‘Managing the journalists and TV was the difficulty; the medical side was quite straightforward. We had more than 70 reporters and TV people at the hospital, it was astonishing. This was a little outdated hospital at the time and it was very cramped.’
The 1980s was a very exciting time for research and innovation as it was the early stages of ventilation of premature babies. Professor Cooke was dedicated to achieving the healthy survival of these children who would benefit from his work for the rest of their lives.
At Liverpool, he encouraged the practice of administering antenatal steroids to mothers about to go into premature labour in order to give babies the best chance of healthy survival.

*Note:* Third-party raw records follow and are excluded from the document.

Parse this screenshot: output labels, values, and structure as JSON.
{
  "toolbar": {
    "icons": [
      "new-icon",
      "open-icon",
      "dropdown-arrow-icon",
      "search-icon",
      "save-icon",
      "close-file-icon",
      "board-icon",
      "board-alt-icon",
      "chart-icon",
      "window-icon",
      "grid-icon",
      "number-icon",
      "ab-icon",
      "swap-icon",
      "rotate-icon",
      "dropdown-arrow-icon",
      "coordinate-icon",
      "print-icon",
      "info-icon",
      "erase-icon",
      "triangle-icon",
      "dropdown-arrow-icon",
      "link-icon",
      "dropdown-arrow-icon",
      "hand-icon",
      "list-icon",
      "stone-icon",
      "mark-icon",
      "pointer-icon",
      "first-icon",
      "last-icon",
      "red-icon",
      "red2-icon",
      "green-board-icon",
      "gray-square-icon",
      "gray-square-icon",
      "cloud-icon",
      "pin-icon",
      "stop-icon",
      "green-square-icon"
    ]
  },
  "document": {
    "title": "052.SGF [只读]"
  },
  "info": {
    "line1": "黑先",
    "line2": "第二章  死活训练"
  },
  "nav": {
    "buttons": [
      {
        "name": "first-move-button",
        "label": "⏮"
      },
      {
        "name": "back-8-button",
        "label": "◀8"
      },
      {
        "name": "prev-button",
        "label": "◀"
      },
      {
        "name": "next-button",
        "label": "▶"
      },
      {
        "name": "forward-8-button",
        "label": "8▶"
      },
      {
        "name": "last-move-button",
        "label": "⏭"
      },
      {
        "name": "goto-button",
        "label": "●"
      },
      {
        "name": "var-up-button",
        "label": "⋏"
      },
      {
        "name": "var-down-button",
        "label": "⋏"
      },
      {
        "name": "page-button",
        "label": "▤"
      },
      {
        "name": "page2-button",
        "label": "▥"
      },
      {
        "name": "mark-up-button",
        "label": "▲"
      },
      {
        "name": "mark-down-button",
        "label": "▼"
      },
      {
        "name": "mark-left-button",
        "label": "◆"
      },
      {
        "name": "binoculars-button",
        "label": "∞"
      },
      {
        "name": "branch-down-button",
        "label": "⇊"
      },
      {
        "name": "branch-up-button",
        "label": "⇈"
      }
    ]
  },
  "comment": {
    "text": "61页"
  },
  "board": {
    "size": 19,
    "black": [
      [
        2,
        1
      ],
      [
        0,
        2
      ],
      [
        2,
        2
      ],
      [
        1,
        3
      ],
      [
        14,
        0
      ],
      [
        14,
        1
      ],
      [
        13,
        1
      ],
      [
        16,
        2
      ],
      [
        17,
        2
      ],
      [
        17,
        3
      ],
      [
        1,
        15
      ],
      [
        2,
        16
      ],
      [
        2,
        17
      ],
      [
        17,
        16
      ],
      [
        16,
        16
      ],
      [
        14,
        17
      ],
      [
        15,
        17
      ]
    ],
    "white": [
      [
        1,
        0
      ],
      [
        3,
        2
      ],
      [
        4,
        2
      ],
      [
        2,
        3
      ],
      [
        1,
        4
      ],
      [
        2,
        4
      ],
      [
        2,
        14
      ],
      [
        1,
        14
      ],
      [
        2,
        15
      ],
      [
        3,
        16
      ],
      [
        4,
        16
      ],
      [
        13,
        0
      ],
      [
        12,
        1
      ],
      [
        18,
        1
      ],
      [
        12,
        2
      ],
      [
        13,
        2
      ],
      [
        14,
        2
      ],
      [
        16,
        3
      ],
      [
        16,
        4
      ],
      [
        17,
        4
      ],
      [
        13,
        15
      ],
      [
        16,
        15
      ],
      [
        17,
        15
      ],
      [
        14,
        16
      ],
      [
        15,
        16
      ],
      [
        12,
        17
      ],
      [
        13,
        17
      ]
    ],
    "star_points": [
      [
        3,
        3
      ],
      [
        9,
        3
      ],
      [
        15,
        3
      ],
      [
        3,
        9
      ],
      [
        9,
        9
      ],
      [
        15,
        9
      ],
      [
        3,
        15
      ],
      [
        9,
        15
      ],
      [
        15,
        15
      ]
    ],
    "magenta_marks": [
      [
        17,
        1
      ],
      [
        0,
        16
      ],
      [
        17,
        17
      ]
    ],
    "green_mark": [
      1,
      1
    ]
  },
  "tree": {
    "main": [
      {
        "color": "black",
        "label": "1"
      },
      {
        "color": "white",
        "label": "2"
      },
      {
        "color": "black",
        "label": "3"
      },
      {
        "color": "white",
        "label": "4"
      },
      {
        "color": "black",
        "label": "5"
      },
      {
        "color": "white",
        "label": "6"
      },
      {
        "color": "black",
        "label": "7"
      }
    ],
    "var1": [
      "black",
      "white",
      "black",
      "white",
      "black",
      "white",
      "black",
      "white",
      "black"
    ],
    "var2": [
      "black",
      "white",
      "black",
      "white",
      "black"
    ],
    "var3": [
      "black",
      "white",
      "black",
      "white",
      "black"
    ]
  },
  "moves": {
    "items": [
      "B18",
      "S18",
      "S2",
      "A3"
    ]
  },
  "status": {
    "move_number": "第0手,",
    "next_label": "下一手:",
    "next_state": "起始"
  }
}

He said: ‘People were very reluctant to give pregnant women steroids but it has proved a harmless and a very effective way of improving the survival of a premature baby. It almost halves the death rate.’
Professor Cooke started his career in adult medicine but soon became ‘disillusioned’ with it because ‘it’s very much organ based,’ he said, adding: ‘Children’s medicine at that time offered the opportunity to do everything. You feel like a proper doctor if you can look after the whole patient.
‘I’ve always liked working with children, they are more interesting than babies because you can talk to them. I suppose my fascination with babies was physiological – how they work, what goes wrong and how you can put it right again.’
It’s just as well Professor Cooke likes children as he had four of his own – who have all now grown up and flown the nest. His eldest, Rachel, is a doctor in Australia; his son, Andrew, an animator in London; Frances is a petro-geologist working for an oil survey company in Australia and Rosie, his youngest, is studying English at Glasgow University.
He retired earlier this year and moved into his late mother’s cottage in Crowthers Hill. ‘I like the friendliness of the place,’ he said. ‘You can walk along the quay and speak to more people in five minutes than you do in a month in Liverpool. I like the water because I’ve had a sailing boat down here for a few years now.’
During his distinguished career, Professor Cooke has been president of the Royal College of Paediatrics and Child Health, the British Association for Perinatal Medicine, and the Neonatal Society. Today he holds the honorary title of Professor Emeritus at the University of Liverpool which gives him access to its electronic library and allows him to continue his medical research.
He is looking forward to studying for a degree in medieval history, hopefully at Exeter University. ‘It’s always been one of those things one has never had time to do.’
Professor Cooke has also developed an interest in coins, as a record of lives long past, a recent find being a coin from Lydia (now part of Turkey) dating back to 600BC. ‘It’s one of the oldest coins in the world: in those days Lydia was a Greek city state and the first to issue coinage’.
First Published August 2012 By The Dart